On material terms it tells you that it is 100% pure cotton. Visually it will also tell you that it was dyed in a particular colour, chemical analysis will show that it was dyed using Azo-Free dyes. A single yarn pulled out of this tiny piece will also tell you that it is handspun with single ply twist that is only possible on an Ambar Charkha. If you put on the Sherlock hat and observe the fabric through a looking glass, you'll see 24 warp threads and 19 weft threads. Pick up a calculator and a measuring tape and we'll tell you that the width of this fabric is 48 inches (roughly 123 cms) and then you can calculate that in a meter length of this fabric which was made on a floor loom there are 2,928 warp yarns and 1,900 weft yarns.
Should we continue? We won't take much of your time. On an average a basic kurta or a dress uses a length of 2.2 metres of it. Shouldn't we then continue further with the maths?

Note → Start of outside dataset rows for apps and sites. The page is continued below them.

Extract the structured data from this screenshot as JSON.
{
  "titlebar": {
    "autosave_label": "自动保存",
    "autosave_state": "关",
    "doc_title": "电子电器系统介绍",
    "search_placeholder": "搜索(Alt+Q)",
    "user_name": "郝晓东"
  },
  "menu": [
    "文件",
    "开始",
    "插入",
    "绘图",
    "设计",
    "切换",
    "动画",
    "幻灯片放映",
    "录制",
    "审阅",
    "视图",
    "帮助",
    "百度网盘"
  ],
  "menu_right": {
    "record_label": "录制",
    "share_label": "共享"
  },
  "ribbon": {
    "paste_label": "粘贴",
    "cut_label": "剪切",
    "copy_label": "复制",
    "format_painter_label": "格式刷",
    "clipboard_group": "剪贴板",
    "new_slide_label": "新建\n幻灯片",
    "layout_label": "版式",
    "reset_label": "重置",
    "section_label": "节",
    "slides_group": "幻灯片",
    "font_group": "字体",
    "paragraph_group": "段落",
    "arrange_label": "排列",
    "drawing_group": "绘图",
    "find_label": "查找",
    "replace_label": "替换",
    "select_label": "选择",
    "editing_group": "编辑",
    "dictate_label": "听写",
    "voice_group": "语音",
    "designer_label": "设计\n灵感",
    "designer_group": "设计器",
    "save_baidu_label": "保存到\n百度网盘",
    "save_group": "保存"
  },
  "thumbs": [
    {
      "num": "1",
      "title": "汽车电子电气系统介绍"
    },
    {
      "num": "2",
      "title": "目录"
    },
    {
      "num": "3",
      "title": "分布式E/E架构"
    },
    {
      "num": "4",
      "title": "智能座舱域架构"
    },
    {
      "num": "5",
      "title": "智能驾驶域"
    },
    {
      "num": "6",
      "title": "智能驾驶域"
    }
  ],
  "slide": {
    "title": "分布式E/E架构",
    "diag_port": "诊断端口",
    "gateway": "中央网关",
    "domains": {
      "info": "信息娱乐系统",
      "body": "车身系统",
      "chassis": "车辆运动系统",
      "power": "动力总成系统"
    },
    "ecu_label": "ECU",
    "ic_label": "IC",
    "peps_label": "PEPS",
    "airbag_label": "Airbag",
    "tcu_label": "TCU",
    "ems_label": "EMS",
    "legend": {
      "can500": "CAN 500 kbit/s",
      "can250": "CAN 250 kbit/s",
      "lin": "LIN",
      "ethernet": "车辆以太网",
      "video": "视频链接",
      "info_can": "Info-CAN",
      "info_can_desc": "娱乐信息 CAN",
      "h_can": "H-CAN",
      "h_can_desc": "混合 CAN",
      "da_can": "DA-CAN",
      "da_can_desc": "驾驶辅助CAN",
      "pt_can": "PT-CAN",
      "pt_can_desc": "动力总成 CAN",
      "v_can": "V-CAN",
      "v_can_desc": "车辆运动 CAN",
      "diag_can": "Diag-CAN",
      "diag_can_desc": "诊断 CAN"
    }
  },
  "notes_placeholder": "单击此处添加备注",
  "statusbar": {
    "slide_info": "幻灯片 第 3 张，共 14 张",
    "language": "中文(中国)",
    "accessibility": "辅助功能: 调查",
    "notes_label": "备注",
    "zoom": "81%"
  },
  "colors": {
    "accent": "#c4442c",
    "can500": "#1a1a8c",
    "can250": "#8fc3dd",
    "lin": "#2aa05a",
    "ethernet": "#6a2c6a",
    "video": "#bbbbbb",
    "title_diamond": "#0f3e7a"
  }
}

A bit of scratching of head and tapping the keys on a calculator will tell you that you require same number of warp threads (2928) but the length is now 220 cms. Also, you will learn that you will require 4180 weft yarns to make enough fabric for a dress. In totality, you require 7108 strands of single ply twisted cotton yarn of varying lengths to create a Cotton Rack dress/kurta. Or if you put it in terms of length, a total of 6,44,160 cms of warp yarn and 5,09,960 cms of weft yarn giving a total of 11,54,120 cms of yarn or 11.54 kms or 7.17 miles of yarn (only) for a dress. Let's repeat it again 11.54 kms of yarn is used to make a Cotton Rack dress or a kurta on an average. Is the number unbelievable or overwhelming? Did we stress enough that all that yarn is handspun on Ambar Charkha? Human work hours that go into cultivating, processing, spinning, weaving, dyeing, creative thinking, tailoring, finishing, selling and writing of tiny writeups such as this one is yet to be factored in, since, that is not told by that 1cm by 1cm of the fabric
This is just us with one kurta or dress, elaborating on one element. Imagine the rest of Indian handicraft industry and the work and resources that goes into creating even a centimetre of a product. That also becomes the reason why Indian handicrafts should be seen as luxury and not a commodity. If this gave you some perspective then let's come together and create a respectable environment about our crafts and sensitise our friends and family about value of being handmade in a way that they too start loving it as much as you do.